Telegram to Stalin, Molotov, and Malenkov from Beria on 28 November 1944 reproduced in N.F. Bugai, ed., Iosif Stalin - Lavrentiiu Berii: "Ikh nado deportirovat'": Dokumenty, fakty, kommentarii (Moscow: "Druzhba narodov", 1992), doc. 5, pp. 155-156.

Question

In November 1944 the Soviet government accused nearly 9,000 Kurds from Georgia including women, children, old men, Red Army soldiers, and Communist Party members of essentially being Turkish intelligence agents and deported them to confined internal exile and forced labor in Central Asia for 12 years. Despite this event a surprisingly large number of Kurdish intellectuals remain communists sympathetic to the Soviet experiment even today. Anybody have any explanation for this seeming incongruence?


Update

On Thursday I finished classes for the semester. Now I just have to give and grade finals. In the last two weeks I also sent out three journal articles for consideration. This summer I hope I can be more productive than last year. Moving to Kurdistan and getting extensive dental work done used up all my time and energy last summer. This year I need to get new glasses, but it should overall be easier.

Monday, April 24, 2017

Amna Suraka

Today I went to the Amna Suraka prison and museum. The political prison designed by the East Germans specialized in the torture of Kurds accused of having contact with the Peshmerga during the later years of the Baathist dictatorship under Saddam Hussein. The tour takes you through the various prison cells and torture rooms. The blood has been washed off the walls and floors. But, they have preserved the charcoal writings by prisoners on the cell walls. There are also halls devoted to the victims of the Anfal genocide in 1988 and the mass exodus to the Turkish border in 1991. May all the victims rest in peace.

Sunday, April 09, 2017

Busy

Today I got up at 5:00 am. But, fortunately I went to bed at 9:00 pm so I got enough sleep. I took the 7:00 am bus to work and ate a breakfast of lentil soup, ayran, and scrambled eggs. Then I helped another faculty member proctor a test. That was immediately followed by proctoring my own test with the help of two upper class men. Then I had a lecture on the failure of socialism in Africa. Now I am on lunch break. After lunch I have to proctor another two tests. Then I can go home.

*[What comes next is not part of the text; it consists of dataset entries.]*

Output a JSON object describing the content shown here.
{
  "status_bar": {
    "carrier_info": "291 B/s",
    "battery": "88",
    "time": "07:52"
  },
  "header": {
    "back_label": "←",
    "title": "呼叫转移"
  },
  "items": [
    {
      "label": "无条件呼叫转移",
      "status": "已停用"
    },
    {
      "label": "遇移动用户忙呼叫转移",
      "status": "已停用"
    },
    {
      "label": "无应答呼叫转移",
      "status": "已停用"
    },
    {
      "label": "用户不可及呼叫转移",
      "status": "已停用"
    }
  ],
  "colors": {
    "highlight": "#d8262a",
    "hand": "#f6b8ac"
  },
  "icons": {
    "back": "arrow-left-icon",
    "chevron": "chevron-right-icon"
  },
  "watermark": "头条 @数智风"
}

Friday, March 31, 2017

Still Here

At this point I am sure this blog has no readers other than my parents left. But, I feel compelled to keep the thing alive just out of sheer stubborness.

Sunday, March 19, 2017

Recent Reading

I thought Stalin's construction of socialism causing the premature and excess death of over 15 million people was near the top of inhumanity by Marxist regimes. But, I just finished reading Frank Dikotter's Mao's Great Famine (2010) and he puts a credible estimate of 45 million premature excess deaths in China due to the GLF alone from 1958-1962. A lot of the book goes into detailed descriptions of how these people died and how others managed to survive. Overall a very depressing book.

Wednesday, March 08, 2017

Day Off

Today I took a taxi to the bank and then strolled to the bazaar. At the bazaar I had a falafel roll and ayran for lunch. Then I walked to a money exchange, a tea vendor, and the book store that carries English language titles. After buying a book I went to two more tea vendors before taking a cab back home.

73 Years since the Deportation of the Balkars

Today is the 73rd anniversary of the deportation of the Balkars by the NKVD to Kazakhstan and Kyrgyzstan. I don't have a lot new to add so here are some posts from previous years.

71st anniversary

70th anniversary

65th anniversary

Tuesday, March 07, 2017

Happy International Women's Day

March 8th is International Women's Day. I have the day off for other reasons. But, after living in Kyrgyzstan I am always shocked at how little attention this holiday gets outside of the former Soviet bloc. In Africa and the Middle East it doesn't seem to register any more than in the US.